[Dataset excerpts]

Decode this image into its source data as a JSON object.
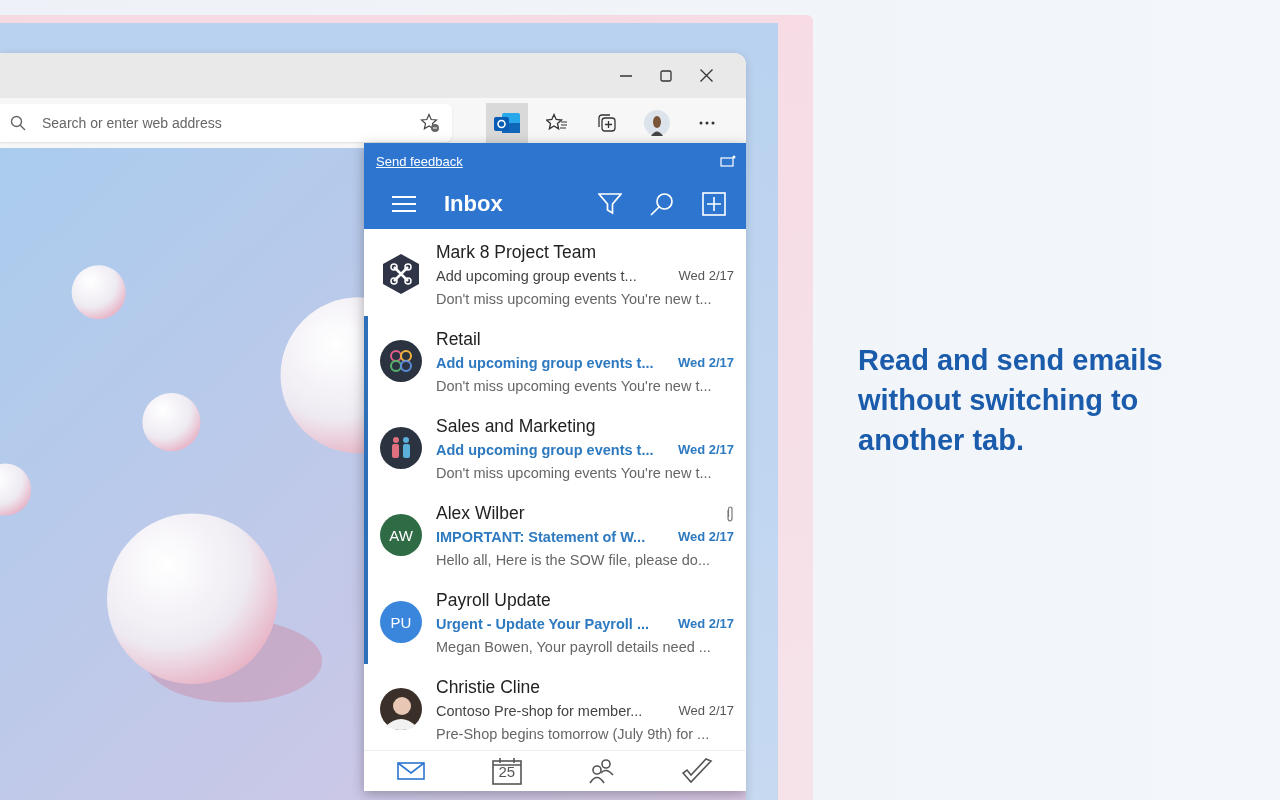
{
  "browser": {
    "address_bar": {
      "placeholder": "Search or enter web address"
    },
    "extension_active": true
  },
  "popup": {
    "feedback_link": "Send feedback",
    "title": "Inbox",
    "messages": [
      {
        "sender": "Mark 8 Project Team",
        "subject": "Add upcoming group events t...",
        "date": "Wed 2/17",
        "preview": "Don't miss upcoming events You're new t...",
        "unread": false,
        "attachment": false,
        "avatar": {
          "kind": "hexagon"
        }
      },
      {
        "sender": "Retail",
        "subject": "Add upcoming group events t...",
        "date": "Wed 2/17",
        "preview": "Don't miss upcoming events You're new t...",
        "unread": true,
        "attachment": false,
        "avatar": {
          "kind": "knot"
        }
      },
      {
        "sender": "Sales and Marketing",
        "subject": "Add upcoming group events t...",
        "date": "Wed 2/17",
        "preview": "Don't miss upcoming events You're new t...",
        "unread": true,
        "attachment": false,
        "avatar": {
          "kind": "people"
        }
      },
      {
        "sender": "Alex Wilber",
        "subject": "IMPORTANT: Statement of W...",
        "date": "Wed 2/17",
        "preview": "Hello all, Here is the SOW file, please do...",
        "unread": true,
        "attachment": true,
        "avatar": {
          "kind": "initials",
          "text": "AW",
          "color": "#2f6b45"
        }
      },
      {
        "sender": "Payroll Update",
        "subject": "Urgent - Update Your Payroll ...",
        "date": "Wed 2/17",
        "preview": "Megan Bowen, Your payroll details need ...",
        "unread": true,
        "attachment": false,
        "avatar": {
          "kind": "initials",
          "text": "PU",
          "color": "#3b86dd"
        }
      },
      {
        "sender": "Christie Cline",
        "subject": "Contoso Pre-shop for member...",
        "date": "Wed 2/17",
        "preview": "Pre-Shop begins tomorrow (July 9th) for ...",
        "unread": false,
        "attachment": false
      }
    ],
    "nav": [
      {
        "kind": "mail",
        "selected": true
      },
      {
        "kind": "calendar",
        "text": "25",
        "selected": false
      },
      {
        "kind": "people",
        "selected": false
      },
      {
        "kind": "tasks",
        "selected": false
      }
    ]
  },
  "headline": "Read and send emails without switching to another tab."
}
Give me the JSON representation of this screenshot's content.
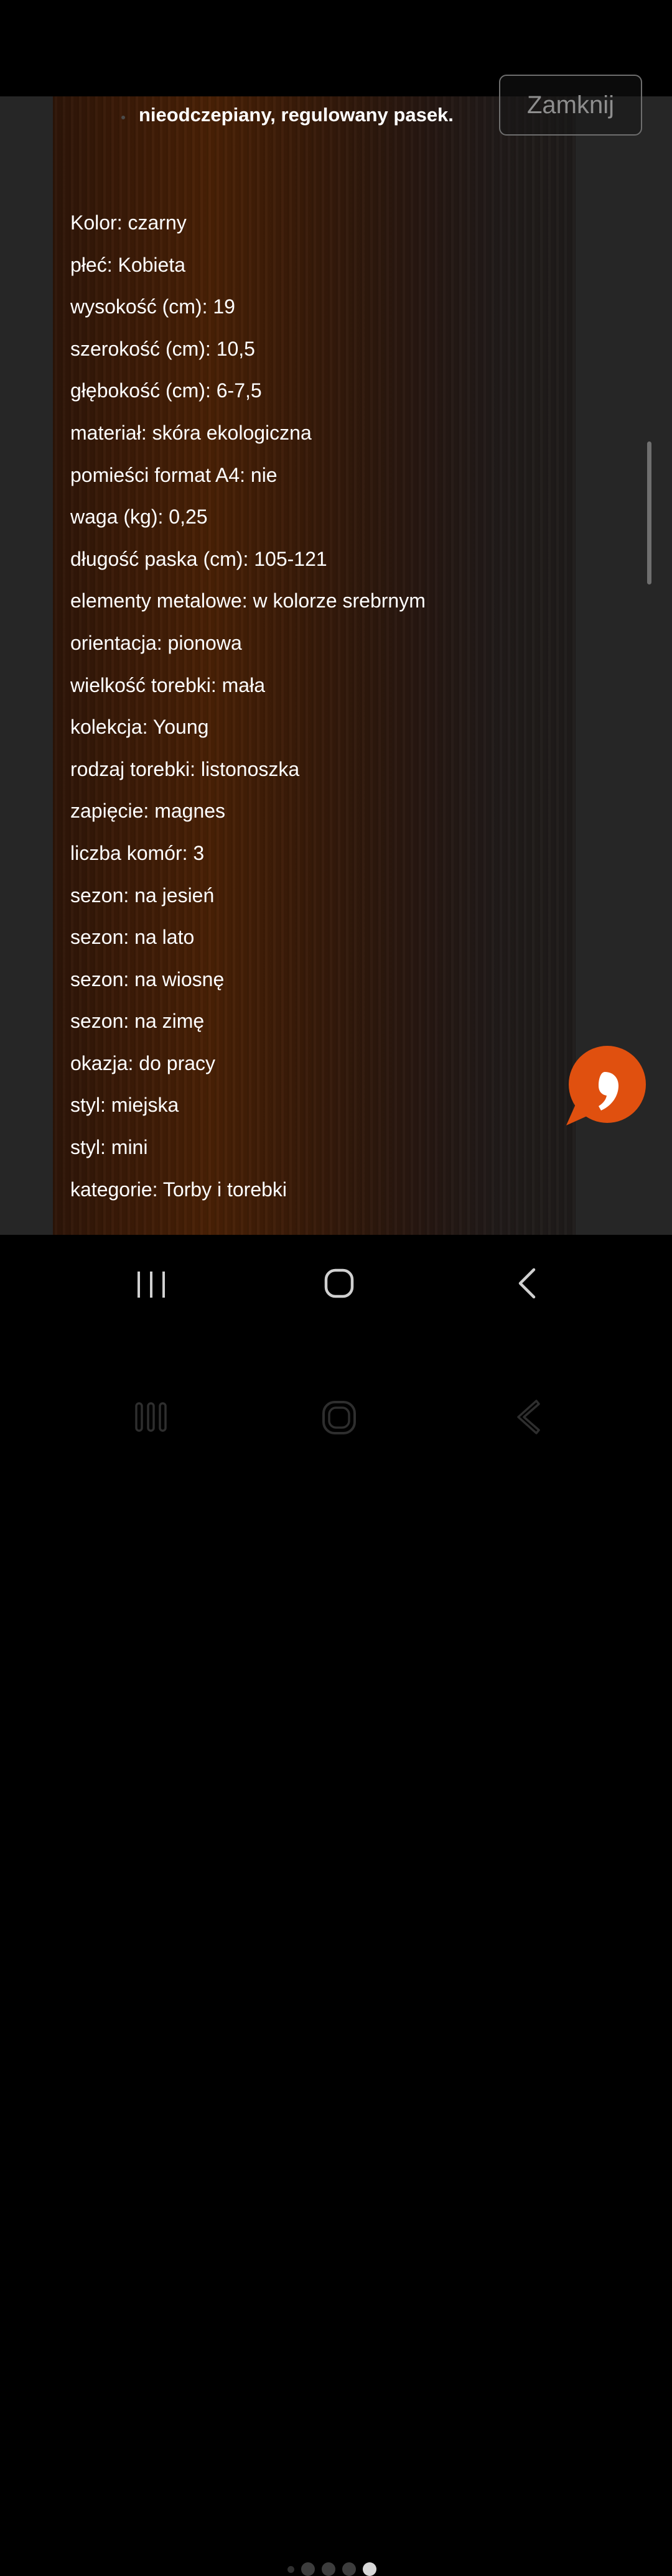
{
  "viewer": {
    "bullet_text": "nieodczepiany, regulowany pasek.",
    "close_label": "Zamknij",
    "specs": [
      "Kolor: czarny",
      "płeć: Kobieta",
      "wysokość (cm): 19",
      "szerokość (cm): 10,5",
      "głębokość (cm): 6-7,5",
      "materiał: skóra ekologiczna",
      "pomieści format A4: nie",
      "waga (kg): 0,25",
      "długość paska (cm): 105-121",
      "elementy metalowe: w kolorze srebrnym",
      "orientacja: pionowa",
      "wielkość torebki: mała",
      "kolekcja: Young",
      "rodzaj torebki: listonoszka",
      "zapięcie: magnes",
      "liczba komór: 3",
      "sezon: na jesień",
      "sezon: na lato",
      "sezon: na wiosnę",
      "sezon: na zimę",
      "okazja: do pracy",
      "styl: miejska",
      "styl: mini",
      "kategorie: Torby i torebki"
    ]
  },
  "chat_button": {
    "icon": "quote-chat-icon",
    "color": "#e0500f"
  },
  "pager": {
    "count": 5,
    "active_index": 4
  },
  "navigation": {
    "items": [
      "recent-apps-icon",
      "home-icon",
      "back-icon"
    ]
  }
}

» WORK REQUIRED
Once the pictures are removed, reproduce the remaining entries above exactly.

» RESULT OF THE EXERCISE
Decode this image into its source data as a JSON object.
{
  "browser": {
    "address_bar": {
      "placeholder": "Search or enter web address"
    },
    "extension_active": true
  },
  "popup": {
    "feedback_link": "Send feedback",
    "title": "Inbox",
    "messages": [
      {
        "sender": "Mark 8 Project Team",
        "subject": "Add upcoming group events t...",
        "date": "Wed 2/17",
        "preview": "Don't miss upcoming events You're new t...",
        "unread": false,
        "attachment": false,
        "avatar": {
          "kind": "hexagon"
        }
      },
      {
        "sender": "Retail",
        "subject": "Add upcoming group events t...",
        "date": "Wed 2/17",
        "preview": "Don't miss upcoming events You're new t...",
        "unread": true,
        "attachment": false,
        "avatar": {
          "kind": "knot"
        }
      },
      {
        "sender": "Sales and Marketing",
        "subject": "Add upcoming group events t...",
        "date": "Wed 2/17",
        "preview": "Don't miss upcoming events You're new t...",
        "unread": true,
        "attachment": false,
        "avatar": {
          "kind": "people"
        }
      },
      {
        "sender": "Alex Wilber",
        "subject": "IMPORTANT: Statement of W...",
        "date": "Wed 2/17",
        "preview": "Hello all, Here is the SOW file, please do...",
        "unread": true,
        "attachment": true,
        "avatar": {
          "kind": "initials",
          "text": "AW",
          "color": "#2f6b45"
        }
      },
      {
        "sender": "Payroll Update",
        "subject": "Urgent - Update Your Payroll ...",
        "date": "Wed 2/17",
        "preview": "Megan Bowen, Your payroll details need ...",
        "unread": true,
        "attachment": false,
        "avatar": {
          "kind": "initials",
          "text": "PU",
          "color": "#3b86dd"
        }
      },
      {
        "sender": "Christie Cline",
        "subject": "Contoso Pre-shop for member...",
        "date": "Wed 2/17",
        "preview": "Pre-Shop begins tomorrow (July 9th) for ...",
        "unread": false,
        "attachment": false
      }
    ],
    "nav": [
      {
        "kind": "mail",
        "selected": true
      },
      {
        "kind": "calendar",
        "text": "25",
        "selected": false
      },
      {
        "kind": "people",
        "selected": false
      },
      {
        "kind": "tasks",
        "selected": false
      }
    ]
  },
  "headline": "Read and send emails without switching to another tab."
}
Give me the JSON representation of this screenshot's content.
{
  "viewer": {
    "bullet_text": "nieodczepiany, regulowany pasek.",
    "close_label": "Zamknij",
    "specs": [
      "Kolor: czarny",
      "płeć: Kobieta",
      "wysokość (cm): 19",
      "szerokość (cm): 10,5",
      "głębokość (cm): 6-7,5",
      "materiał: skóra ekologiczna",
      "pomieści format A4: nie",
      "waga (kg): 0,25",
      "długość paska (cm): 105-121",
      "elementy metalowe: w kolorze srebrnym",
      "orientacja: pionowa",
      "wielkość torebki: mała",
      "kolekcja: Young",
      "rodzaj torebki: listonoszka",
      "zapięcie: magnes",
      "liczba komór: 3",
      "sezon: na jesień",
      "sezon: na lato",
      "sezon: na wiosnę",
      "sezon: na zimę",
      "okazja: do pracy",
      "styl: miejska",
      "styl: mini",
      "kategorie: Torby i torebki"
    ]
  },
  "chat_button": {
    "icon": "quote-chat-icon",
    "color": "#e0500f"
  },
  "pager": {
    "count": 5,
    "active_index": 4
  },
  "navigation": {
    "items": [
      "recent-apps-icon",
      "home-icon",
      "back-icon"
    ]
  }
}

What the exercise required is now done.